Work required: Copy every line from the records below that holds the word "this".

Given entries:
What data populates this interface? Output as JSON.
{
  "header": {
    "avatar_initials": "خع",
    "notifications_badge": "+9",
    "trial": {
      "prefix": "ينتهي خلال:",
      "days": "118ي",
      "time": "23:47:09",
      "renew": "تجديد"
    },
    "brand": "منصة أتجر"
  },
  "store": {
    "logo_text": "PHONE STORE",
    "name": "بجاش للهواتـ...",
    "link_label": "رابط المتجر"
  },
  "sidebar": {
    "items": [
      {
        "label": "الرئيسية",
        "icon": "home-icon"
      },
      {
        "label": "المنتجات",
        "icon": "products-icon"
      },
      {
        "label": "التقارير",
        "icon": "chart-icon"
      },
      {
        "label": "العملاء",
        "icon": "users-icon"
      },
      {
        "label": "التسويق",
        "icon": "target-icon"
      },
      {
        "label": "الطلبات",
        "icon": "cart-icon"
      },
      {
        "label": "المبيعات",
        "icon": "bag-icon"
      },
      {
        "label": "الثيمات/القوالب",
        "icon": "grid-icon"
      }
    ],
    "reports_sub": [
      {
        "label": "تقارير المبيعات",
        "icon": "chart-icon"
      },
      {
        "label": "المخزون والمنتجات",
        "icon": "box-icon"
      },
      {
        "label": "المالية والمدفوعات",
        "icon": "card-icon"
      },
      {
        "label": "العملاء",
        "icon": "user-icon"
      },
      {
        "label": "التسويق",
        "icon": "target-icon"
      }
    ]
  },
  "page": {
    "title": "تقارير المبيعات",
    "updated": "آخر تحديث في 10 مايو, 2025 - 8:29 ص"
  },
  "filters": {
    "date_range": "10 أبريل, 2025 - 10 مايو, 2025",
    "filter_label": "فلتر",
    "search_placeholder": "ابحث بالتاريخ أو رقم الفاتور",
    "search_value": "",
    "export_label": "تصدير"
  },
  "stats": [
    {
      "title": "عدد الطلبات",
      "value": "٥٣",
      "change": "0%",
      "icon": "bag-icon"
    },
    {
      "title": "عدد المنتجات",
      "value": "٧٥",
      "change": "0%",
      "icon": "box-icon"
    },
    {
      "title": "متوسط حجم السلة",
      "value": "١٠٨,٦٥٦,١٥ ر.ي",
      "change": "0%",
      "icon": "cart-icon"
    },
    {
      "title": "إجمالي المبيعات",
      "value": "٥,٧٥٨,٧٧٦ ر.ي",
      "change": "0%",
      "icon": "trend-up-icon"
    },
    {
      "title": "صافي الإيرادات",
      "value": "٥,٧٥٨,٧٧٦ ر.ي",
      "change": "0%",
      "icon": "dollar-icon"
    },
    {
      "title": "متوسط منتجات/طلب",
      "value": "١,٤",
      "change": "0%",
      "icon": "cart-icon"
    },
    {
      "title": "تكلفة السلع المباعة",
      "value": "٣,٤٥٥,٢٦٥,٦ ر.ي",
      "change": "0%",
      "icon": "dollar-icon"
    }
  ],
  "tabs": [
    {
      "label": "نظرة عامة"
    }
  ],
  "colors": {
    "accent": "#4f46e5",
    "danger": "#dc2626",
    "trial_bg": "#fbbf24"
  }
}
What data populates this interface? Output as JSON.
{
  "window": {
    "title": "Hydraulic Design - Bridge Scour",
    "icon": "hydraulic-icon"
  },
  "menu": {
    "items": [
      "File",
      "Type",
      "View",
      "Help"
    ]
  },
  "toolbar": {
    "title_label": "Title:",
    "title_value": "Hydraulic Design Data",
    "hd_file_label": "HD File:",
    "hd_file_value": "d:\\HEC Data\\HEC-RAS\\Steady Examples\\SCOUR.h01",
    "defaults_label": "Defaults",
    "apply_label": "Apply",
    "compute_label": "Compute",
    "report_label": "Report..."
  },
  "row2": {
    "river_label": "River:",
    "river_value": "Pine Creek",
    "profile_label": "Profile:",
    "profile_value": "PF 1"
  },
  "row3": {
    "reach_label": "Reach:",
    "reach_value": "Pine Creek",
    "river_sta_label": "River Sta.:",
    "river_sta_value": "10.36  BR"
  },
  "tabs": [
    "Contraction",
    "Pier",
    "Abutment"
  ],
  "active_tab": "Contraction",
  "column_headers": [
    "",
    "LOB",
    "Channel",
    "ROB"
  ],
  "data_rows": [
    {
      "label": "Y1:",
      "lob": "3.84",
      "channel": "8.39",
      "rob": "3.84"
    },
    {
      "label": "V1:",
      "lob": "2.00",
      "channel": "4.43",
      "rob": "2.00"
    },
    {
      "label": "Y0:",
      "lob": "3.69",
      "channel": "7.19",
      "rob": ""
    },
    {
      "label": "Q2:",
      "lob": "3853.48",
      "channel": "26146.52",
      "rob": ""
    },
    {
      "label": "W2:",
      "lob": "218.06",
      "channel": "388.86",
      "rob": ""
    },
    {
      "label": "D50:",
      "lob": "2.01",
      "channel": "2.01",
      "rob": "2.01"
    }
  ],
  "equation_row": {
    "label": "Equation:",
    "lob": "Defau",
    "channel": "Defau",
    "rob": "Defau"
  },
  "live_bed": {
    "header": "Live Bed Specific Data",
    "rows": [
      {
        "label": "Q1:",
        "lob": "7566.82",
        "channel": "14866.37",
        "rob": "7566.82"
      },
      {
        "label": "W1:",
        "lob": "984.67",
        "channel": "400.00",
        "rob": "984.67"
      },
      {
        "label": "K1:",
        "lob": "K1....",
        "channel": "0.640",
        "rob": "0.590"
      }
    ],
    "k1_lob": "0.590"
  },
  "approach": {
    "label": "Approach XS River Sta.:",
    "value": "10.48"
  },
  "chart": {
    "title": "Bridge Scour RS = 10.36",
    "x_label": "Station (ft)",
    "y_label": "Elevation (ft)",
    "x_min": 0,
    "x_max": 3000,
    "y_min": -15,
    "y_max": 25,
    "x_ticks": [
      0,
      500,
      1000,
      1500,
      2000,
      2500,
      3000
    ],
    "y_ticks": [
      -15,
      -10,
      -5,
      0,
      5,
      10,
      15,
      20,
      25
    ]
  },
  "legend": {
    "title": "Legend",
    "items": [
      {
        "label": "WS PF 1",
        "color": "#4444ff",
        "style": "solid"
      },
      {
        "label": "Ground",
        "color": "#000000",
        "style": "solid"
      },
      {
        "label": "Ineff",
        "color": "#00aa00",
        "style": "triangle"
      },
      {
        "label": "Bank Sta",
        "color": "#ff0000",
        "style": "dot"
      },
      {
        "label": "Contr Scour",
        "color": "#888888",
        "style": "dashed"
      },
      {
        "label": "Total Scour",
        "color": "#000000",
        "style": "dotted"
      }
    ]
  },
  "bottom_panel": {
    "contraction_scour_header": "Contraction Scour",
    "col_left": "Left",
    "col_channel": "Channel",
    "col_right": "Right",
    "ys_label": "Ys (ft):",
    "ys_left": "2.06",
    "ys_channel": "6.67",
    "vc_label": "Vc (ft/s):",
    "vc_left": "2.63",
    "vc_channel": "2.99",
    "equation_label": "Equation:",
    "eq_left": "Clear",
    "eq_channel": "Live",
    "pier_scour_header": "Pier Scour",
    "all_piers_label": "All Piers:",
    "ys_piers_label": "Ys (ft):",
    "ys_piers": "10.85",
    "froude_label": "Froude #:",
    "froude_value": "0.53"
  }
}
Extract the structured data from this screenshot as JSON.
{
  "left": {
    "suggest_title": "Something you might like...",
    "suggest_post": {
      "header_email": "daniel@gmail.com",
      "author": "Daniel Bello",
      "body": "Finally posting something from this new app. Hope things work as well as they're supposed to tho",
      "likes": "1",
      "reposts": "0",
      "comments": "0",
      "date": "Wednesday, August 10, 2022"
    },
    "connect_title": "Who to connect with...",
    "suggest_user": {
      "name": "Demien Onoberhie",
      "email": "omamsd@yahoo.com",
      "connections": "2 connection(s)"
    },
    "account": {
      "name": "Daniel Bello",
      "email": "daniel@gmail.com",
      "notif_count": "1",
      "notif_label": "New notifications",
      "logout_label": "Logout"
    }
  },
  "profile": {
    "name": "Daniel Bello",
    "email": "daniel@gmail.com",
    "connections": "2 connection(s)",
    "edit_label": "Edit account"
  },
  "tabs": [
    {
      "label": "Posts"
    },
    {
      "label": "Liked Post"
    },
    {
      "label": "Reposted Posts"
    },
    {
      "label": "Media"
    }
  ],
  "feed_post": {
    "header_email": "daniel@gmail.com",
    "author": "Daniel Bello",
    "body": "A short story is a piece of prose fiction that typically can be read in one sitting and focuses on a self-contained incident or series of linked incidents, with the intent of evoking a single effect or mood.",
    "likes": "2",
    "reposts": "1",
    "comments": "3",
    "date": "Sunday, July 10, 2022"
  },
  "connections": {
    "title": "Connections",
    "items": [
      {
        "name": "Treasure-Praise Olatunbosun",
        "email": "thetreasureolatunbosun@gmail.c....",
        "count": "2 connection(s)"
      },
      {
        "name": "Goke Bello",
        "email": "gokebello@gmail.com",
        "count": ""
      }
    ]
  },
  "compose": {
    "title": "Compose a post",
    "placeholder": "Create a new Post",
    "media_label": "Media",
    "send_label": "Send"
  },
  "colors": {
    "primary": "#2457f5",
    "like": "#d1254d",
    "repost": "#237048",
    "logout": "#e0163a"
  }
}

Completed task:
What data populates this interface? Output as JSON.
What data populates this interface? Output as JSON.
Extract the structured data from this screenshot as JSON.
      "body": "Finally posting something from this new app. Hope things work as well as they're supposed to tho",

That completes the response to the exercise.